At first these parents thought their children's reluctance was simple shyness. But they soon learned that dealing with selective mutism is never simple
The search for help
While these kids are silent, their parents quickly learn to speak up. Many say the quest for help is complicated, long, expensive and often disappointing. After Rebecca Mason,* from Toronto, consulted her family doctor about her daughter Ellie (then three), they faced waiting lists. Eventually, a psychologist diagnosed SM and met with Ellie for weekly hour-long play therapy sessions over seven months at a hospital-based child and adolescent mental health clinic. “The cost was covered by OHIP, but I got no feedback and nothing improved,” she says. “I got the impression the psychologist had no experience with selective mutism.”
At school, Mason faced similar frustrations. “I was assured that Ellie would grow out of it. These kids are often overlooked at school because they don’t cause any trouble. They’re following rules to a T because they don’t want to be singled out.” Finally, after “scouring the Internet” and speaking to friends, she discovered a psychologist experienced in this area. They met with her about five times during the year. “She never asked Ellie direct questions, so there was no pressure,” says Mason. Instead, they played the board game Guess Who? together. Ellie was told she could whisper the answer to her mom if she liked.
The psychologist also showed Ellie pictures, ranging from happy faces to scared faces, to find out where, when and to whom she felt most comfortable talking. For example, she asked Ellie to circle how she felt when the teacher called on her. After several sessions, Mason invited the psychologist to a school meeting with the teacher and the principal. “The psychologist explained that SM is an actual phobia that needs to be treated,” says Mason. “They listened because it wasn’t coming from me. The biggest obstacle is having other people not think I’m insane. It feels like nobody knows about this condition.”
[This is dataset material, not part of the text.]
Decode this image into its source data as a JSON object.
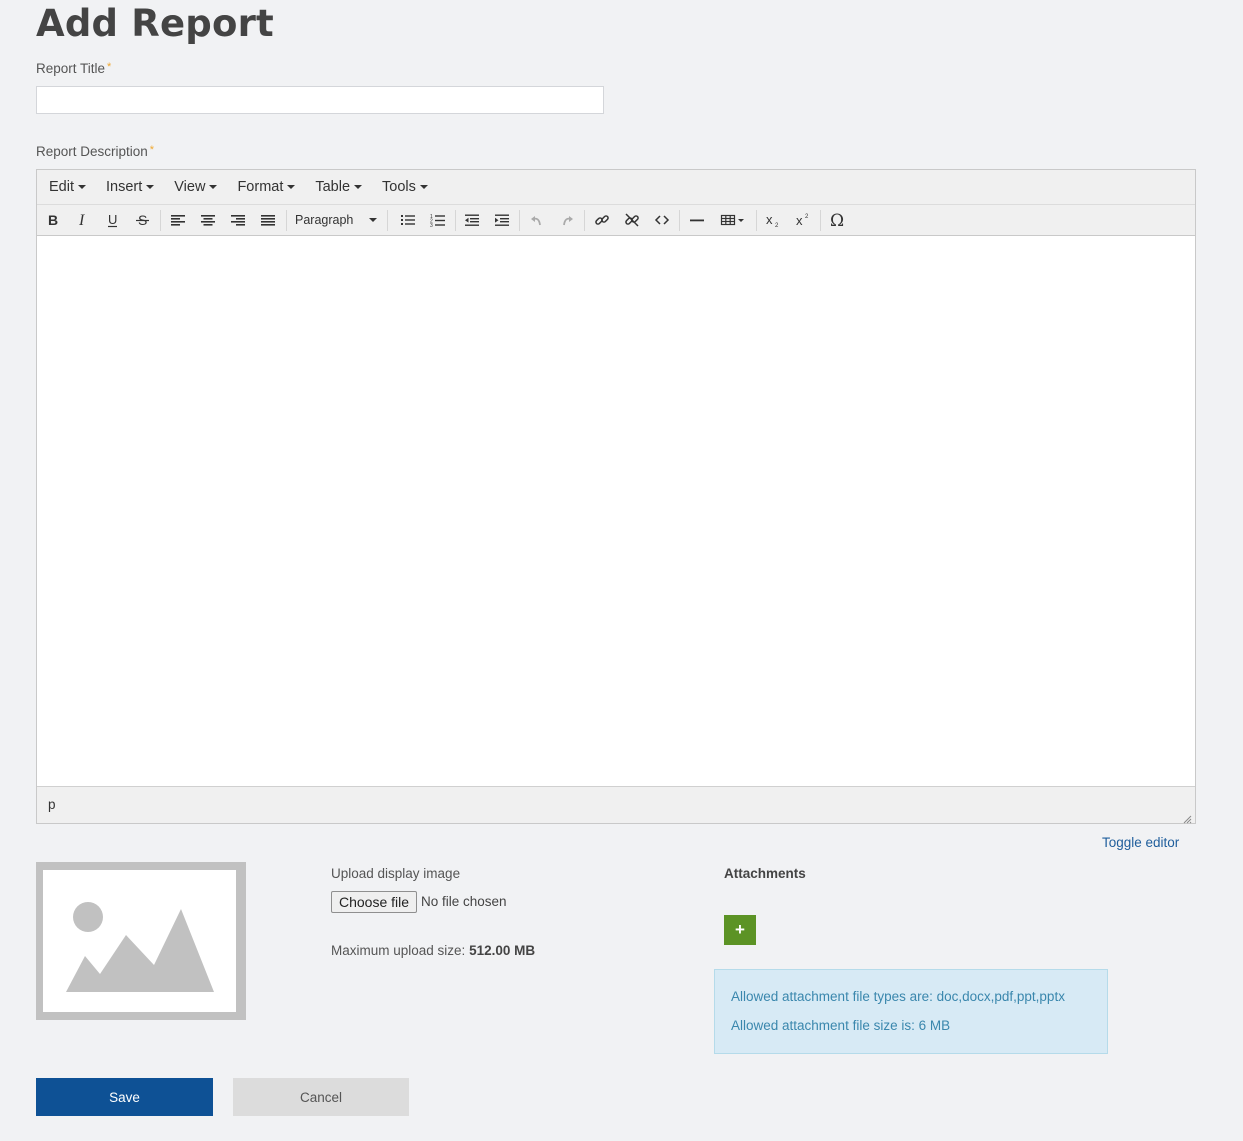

Although Mason felt relieved to get skilled help, she had to pay $175 an hour for it. Her husband’s work insurance only covered $500, so it didn’t go far.
Read on: What parents can do